A version of this post appeared in The Japan Times.

The Edelman Trust Barometer launched 18 years ago following the “Battle for Seattle,” a protest activity around the World Trade Organization conference in Seattle in 1999. The appearance of 40,000 protesters in the streets and until then unseen influence of nongovernmental organizations (NGO) led us to believe that something was going on with the trust in NGOs.

Over the years, we have become more convinced about the importance of trust. In modern society, we delegate important aspects of our well-being to these four institutions of business (economic well-being), government (national security and public policy), media (information and knowledge) and NGOs (social causes and issues).

In order to feel safe delegating important aspects of our lives and well-being to others, we need to trust them to act with integrity and with our best interests in mind. Trust, therefore, is at the heart of an individual’s relationship with an institution and, by association, its leadership. If trust in these institutions diminishes, we begin to fear that we are no longer in safe, reliable hands. Without trust, the fabric of society can unravel to the detriment of all.

The most striking finding of this year’s survey was the polarization of trust. In past years, we have generally seen swings in trust in response to economic circumstances or key events. For instance, trust by Japanese in Japan’s institutions collapsed following the 3-11 triple disaster and has failed to revive to any significant extent since. However, this year, the global data suggests a decoupling from economics or key events in the trust profile. In addition, trust swings tended to be in one direction. This year we see a polarization with trust rising strongly in some countries but falling dismally in others.

Within Asia, we are also seeing a degree of polarization. Looking at the Trust Index, which is an average of the trust in the four institutions, shows high levels of trust in China, Indonesia and India, solid trust in Singapore and Malaysia. We might call these countries “New Asia.”  Oppositely, the people of “Old Asia,” made up of Hong Kong, South Korea and Japan, are net distrusters of their institutions.

The Trust Index in Japan hovers at a miserable 37 percent, which means that around only one in three Japanese have trust in the four institutions to do the right thing.

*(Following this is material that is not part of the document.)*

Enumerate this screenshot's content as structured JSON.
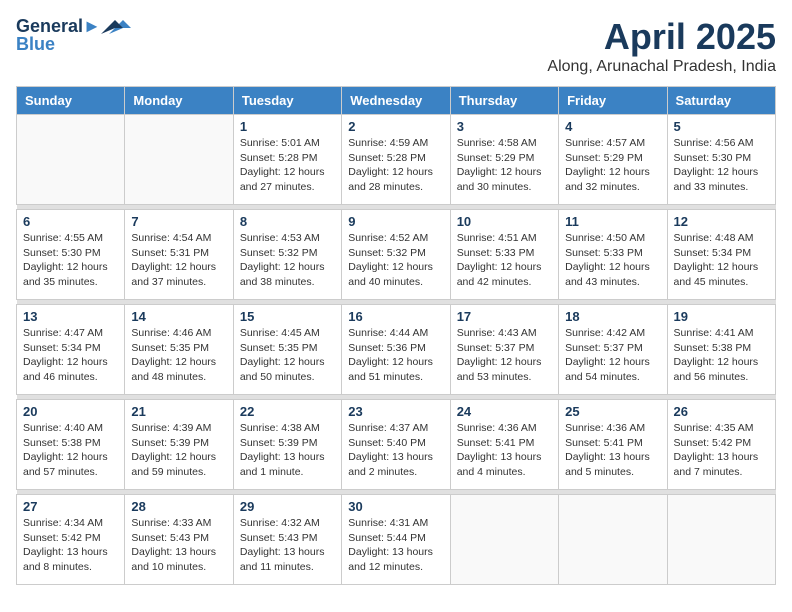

Among the informed public, Japanese trust in media fell eight points to 37 percent. Trust in government is down six points to 47 percent, trust in business is down three points to 52 percent. Trust in NGOs rose two points to 46 percent. Among informed publics, business is the only institution trusted by more than half the population.

The situation is even more dire among the general population, with trust in media at 32 percent, government at 37 percent, and business at 42 percent. Trust in NGOs saw a significant rise of six points to 37 percent, making NGOs now trusted equally with government, albeit by only one-third of the population.

But how is Japan viewed from the outside world? Trust in companies headquartered in Japan, a surrogate or “Brand Japan” unfortunately declined in 18 of the 28 countries surveyed. Although trust in Japanese companies increased in the major markets of U.S. (+3 to 54 percent), China (+3 to 48 percent) and the largest jump was in Korea (+9 to 44 percent). There can be no doubt that the “quality issues” experienced by many Japanese companies in recent years, and particularly in the second half of last year, have taken their toll on trust in Brand Japan.

Whether it be trust in Brand Japan or trust in their own institutions by Japanese, the trust story in Japan does not paint a pretty picture, particularly if we accept that high trust in a country allows it to pursue innovation and reform in a more dynamic and energetic way. Wallowing in low trust and stuck in “Old Asia” are shackles on Japan’s ability to move forward and assume a leadership role, as we see the power shift vacuum being vacated by the U.S. and filled by China.

It is time for Japan and its companies to move beyond a narrative that relies on “monozukuri” manufacturing quality. Not only is it an impaired narrative, given the recent mistakes of some companies, it is also a narrative for which there is incredible competition from rising economies such as China and key competitors such as South Korea. Additionally, in a world where objective facts are being replaced by relative truths, quality is becoming increasingly difficult to articulate, validate and sustain.

Japan’s corporations are trusted the most at home; while trust in Brand Japan has fallen it is still relatively high among its competitor countries. Fifty-three percent of Japanese people say they want Japanese CEOs to take the lead in change. Seventy-two percent of Japanese expect CEOs to be doing things that build trust in their company.

This is a great opportunity for Japanese corporate leaders to start articulating to the world the benefits their companies bring to the global society. No, let me correct that. This may be the last opportunity for Japanese corporate leaders to step up to the plate and take a stance to ensure Japanese businesses play a leading in the world of the future.

Ross Rowbury is president and CEO, Edelman Japan.